15 of 25
This cold pressed oil from Marula is suitable for all skin types, and leaves the skin soft, plump and firm.

Marula Pure Facial Oil, 37.50, available at Holland and Barrett.
16 of 25
This antioxidant-rich oil from The Ordinary works just as well alone (press a few drops into skin) or combined with your night cream.

The Ordinary 100% Cold-Pressed Virgin Marula Oil, £8.10, available at Victoria Health
17 of 25
Formulated by dermatologist Dr Gary Goldfaden, this fast absorbing cell oil contains Marula, Rosehip, Baobab, Mongongo and Kalahari seed oils, to name a few. It works to restore the skin's plumpness and improve elasticity.

Goldfaden MD Fleuressence Native Botanical Cell Oil, £129, available at Look Fantastic
18 of 25
Odacite's oil minimises moisture evaporation from the skin, keeping cells plump and youthful.

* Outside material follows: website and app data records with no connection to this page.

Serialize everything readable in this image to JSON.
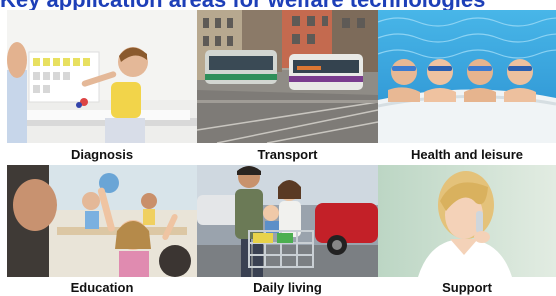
{
  "header_fragment": "Key application areas for welfare technologies",
  "tiles": [
    {
      "label": "Diagnosis",
      "image_icon": "child-therapy-photo"
    },
    {
      "label": "Transport",
      "image_icon": "tram-photo"
    },
    {
      "label": "Health and leisure",
      "image_icon": "swimming-children-photo"
    },
    {
      "label": "Education",
      "image_icon": "classroom-photo"
    },
    {
      "label": "Daily living",
      "image_icon": "family-shopping-photo"
    },
    {
      "label": "Support",
      "image_icon": "phone-support-photo"
    }
  ],
  "colors": {
    "header": "#1d3fb8",
    "caption": "#111111",
    "background": "#ffffff"
  }
}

Odacite Elasticity Serum Concentrate (Marula + Neroli), £39, available at Cult Beauty
19 of 25
Sarah breaks down jojoba's molecular structure, "which is similar to sebum – the protective oil our skin naturally produces. This means it absorbs easily and feels light and non-greasy. It's also resistant to high temperatures, so stays fresher for longer." This one is great for those with oily skin, too, as "it often feels lighter and less greasy than other plant oils and helps to naturally balance oil production."
20 of 25
Hyperpigmentation, acne scarring, or dark spots? Massage over skin nightly or pour a few drops into a cream face mask weekly, and you'll soon see results.

The Jojoba Company Natural Pigmentation Oil, £19.99, available at Look Fantastic
21 of 25
How is rosehip different from rose oil? While rose oil is extracted from the petals of rose plants, rosehip oil comes from a plant commonly found in Chile. "Rosehip oil is renowned for its skin-healing properties," Sarah tells R29. "It contains high concentrations of Omegas 3, 6, 7 & 9, plus antioxidant carotenoids help soothe and protect the skin against environmental stresses and visible damage."

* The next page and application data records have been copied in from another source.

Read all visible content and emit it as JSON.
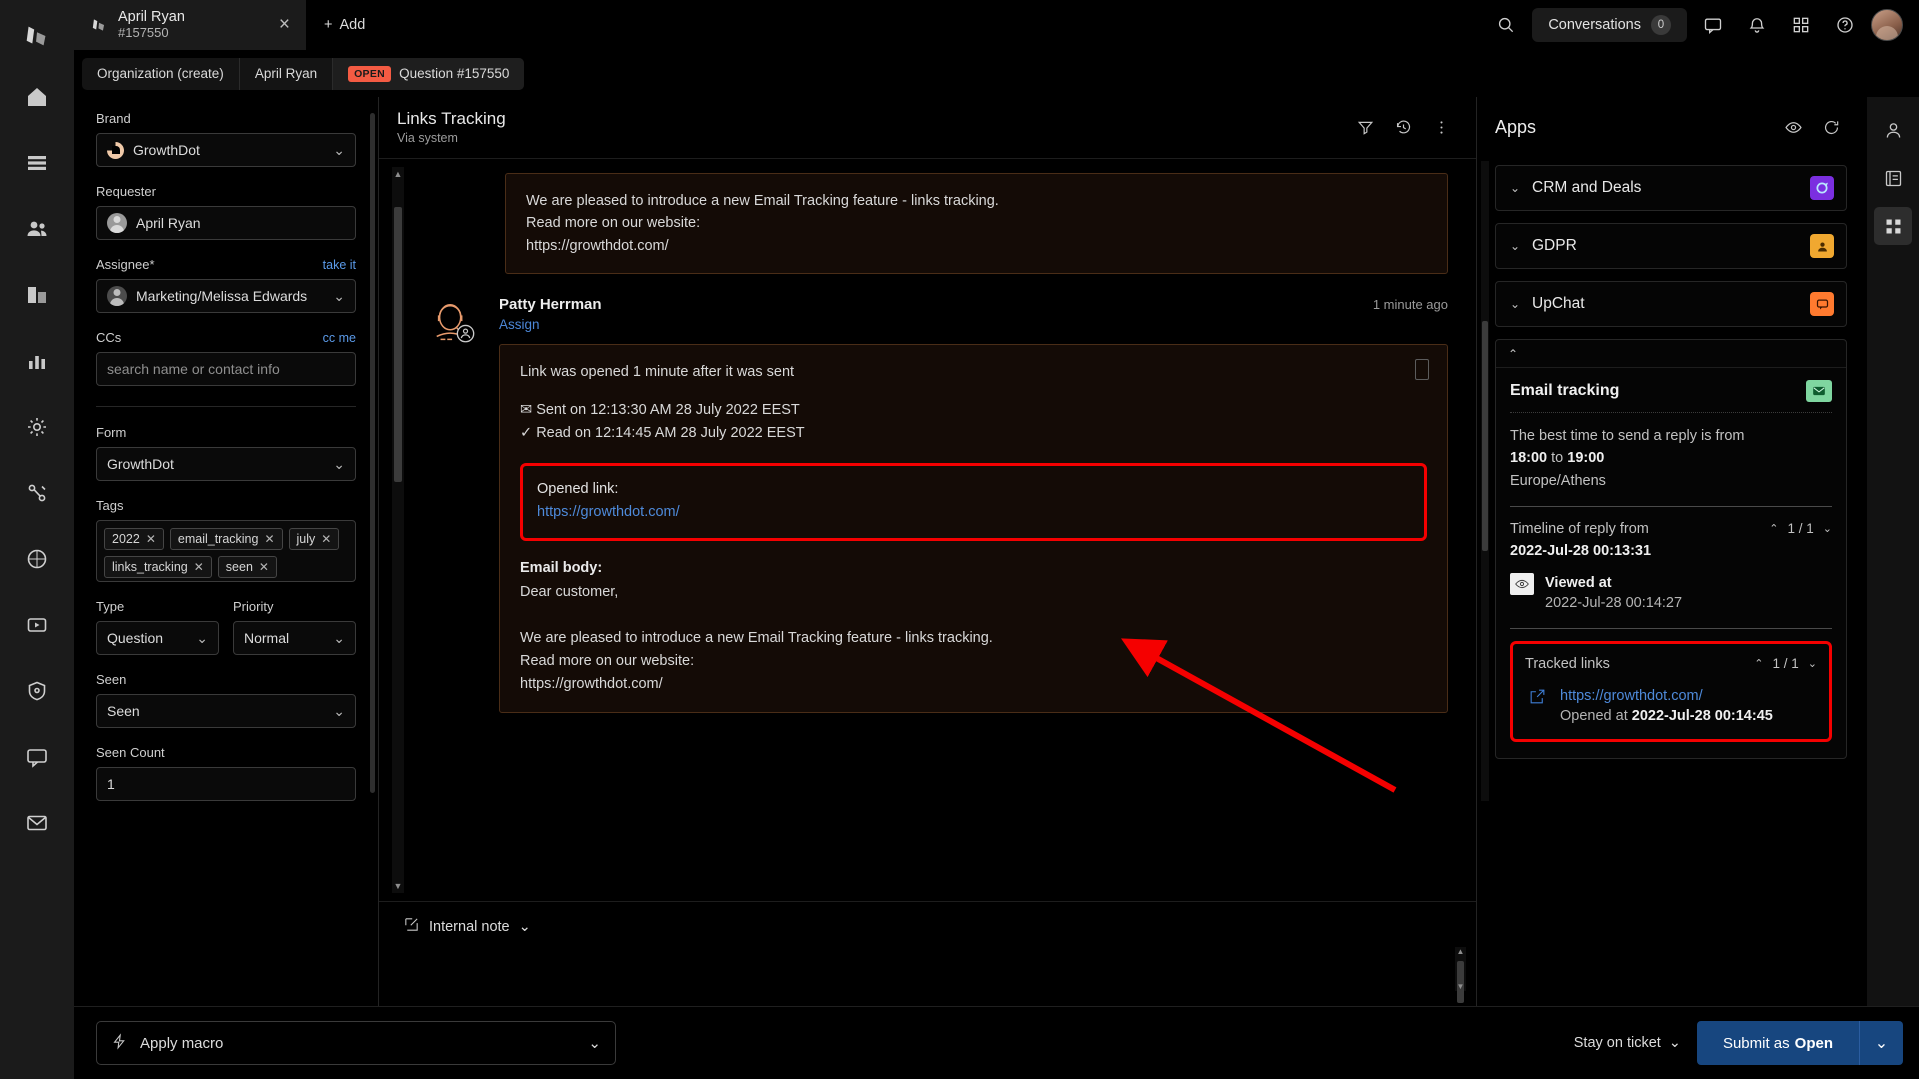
{
  "window": {
    "tab": {
      "title": "April Ryan",
      "subtitle": "#157550",
      "close": "×"
    },
    "add_tab": "Add",
    "conversations_label": "Conversations",
    "conversations_count": "0"
  },
  "breadcrumb": {
    "items": [
      {
        "label": "Organization (create)",
        "badge": ""
      },
      {
        "label": "April Ryan",
        "badge": ""
      },
      {
        "label": "Question #157550",
        "badge": "OPEN"
      }
    ]
  },
  "properties": {
    "brand": {
      "label": "Brand",
      "value": "GrowthDot"
    },
    "requester": {
      "label": "Requester",
      "value": "April Ryan"
    },
    "assignee": {
      "label": "Assignee*",
      "action": "take it",
      "value": "Marketing/Melissa Edwards"
    },
    "ccs": {
      "label": "CCs",
      "action": "cc me",
      "placeholder": "search name or contact info"
    },
    "form": {
      "label": "Form",
      "value": "GrowthDot"
    },
    "tags": {
      "label": "Tags",
      "items": [
        "2022",
        "email_tracking",
        "july",
        "links_tracking",
        "seen"
      ]
    },
    "type": {
      "label": "Type",
      "value": "Question"
    },
    "priority": {
      "label": "Priority",
      "value": "Normal"
    },
    "seen": {
      "label": "Seen",
      "value": "Seen"
    },
    "seen_count": {
      "label": "Seen Count",
      "value": "1"
    }
  },
  "conversation": {
    "title": "Links Tracking",
    "subtitle": "Via system",
    "top_message": "We are pleased to introduce a new Email Tracking feature - links tracking.\nRead more on our website:\nhttps://growthdot.com/",
    "entry": {
      "author": "Patty Herrman",
      "assign_label": "Assign",
      "time": "1 minute ago",
      "headline": "Link was opened 1 minute after it was sent",
      "sent_line": "Sent on 12:13:30 AM 28 July 2022 EEST",
      "read_line": "Read on 12:14:45 AM 28 July 2022 EEST",
      "opened_link_label": "Opened link:",
      "opened_link_url": "https://growthdot.com/",
      "email_body_label": "Email body:",
      "email_body": "Dear customer,\n\nWe are pleased to introduce a new Email Tracking feature - links tracking.\nRead more on our website:\nhttps://growthdot.com/"
    }
  },
  "composer": {
    "mode": "Internal note"
  },
  "apps": {
    "title": "Apps",
    "cards": [
      {
        "name": "CRM and Deals"
      },
      {
        "name": "GDPR"
      },
      {
        "name": "UpChat"
      }
    ],
    "email_tracking": {
      "title": "Email tracking",
      "best_time_prefix": "The best time to send a reply is from",
      "best_time_from": "18:00",
      "best_time_to_word": "to",
      "best_time_to": "19:00",
      "timezone": "Europe/Athens",
      "timeline_label": "Timeline of reply from",
      "timeline_value": "2022-Jul-28 00:13:31",
      "timeline_pager": "1 / 1",
      "viewed_label": "Viewed at",
      "viewed_value": "2022-Jul-28 00:14:27",
      "tracked_links_label": "Tracked links",
      "tracked_links_pager": "1 / 1",
      "tracked_link_url": "https://growthdot.com/",
      "tracked_link_opened_prefix": "Opened at",
      "tracked_link_opened_value": "2022-Jul-28 00:14:45"
    }
  },
  "footer": {
    "macro": "Apply macro",
    "stay": "Stay on ticket",
    "submit_prefix": "Submit as",
    "submit_state": "Open"
  },
  "colors": {
    "accent_open": "#f45b43",
    "link": "#4e8ada",
    "highlight": "#f50000",
    "submit": "#17467f"
  }
}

"Rosehip oil is known to reduce the signs of photo-ageing. The skin is also able to pick up pigment from the oil, leaving you with a natural glow," Nicola explains. "The oil can also be mixed into foundations to provide a dewy effect."
22 of 25
Rosehip oil is packed with vitamin C, and this wonder cleanser not only frees your skin of the day's dirt but ensures moisture is retained. It's particularly good for those with rosacea.

Indie Lee Rosehip Cleanser, £30, available at Cult Beauty
23 of 25
The prettiest bottle our bathroom shelf ever did see, Kypris has cult status for a reason. Steam-distilled from 1,000 Bulgarian rose petals, this skin soother is pure luxury.

Kypris Beauty Elixir I: 1,000 Roses, £86, available at Cult Beauty
24 of 25
Blending together nine natural oils, including Rosehip, Jojoba, Avocado and Camellia, this lightweight treatment strengthens the moisture barrier of the skin and diminishes the appearance of lines and wrinkles.

Malin + Goetz Recovery Treatment Oil, £62, available at Space NK
25 of 25
We trust Ouai to repair our hair (try their supplements for GHD-destroyed locks), but this two-in-one oil doubles up as a skin soother, too.

Ouai Haircare Rose Hair & Body Oil, £25, available at Cult Beauty

More from Skin Care


R29 Original Series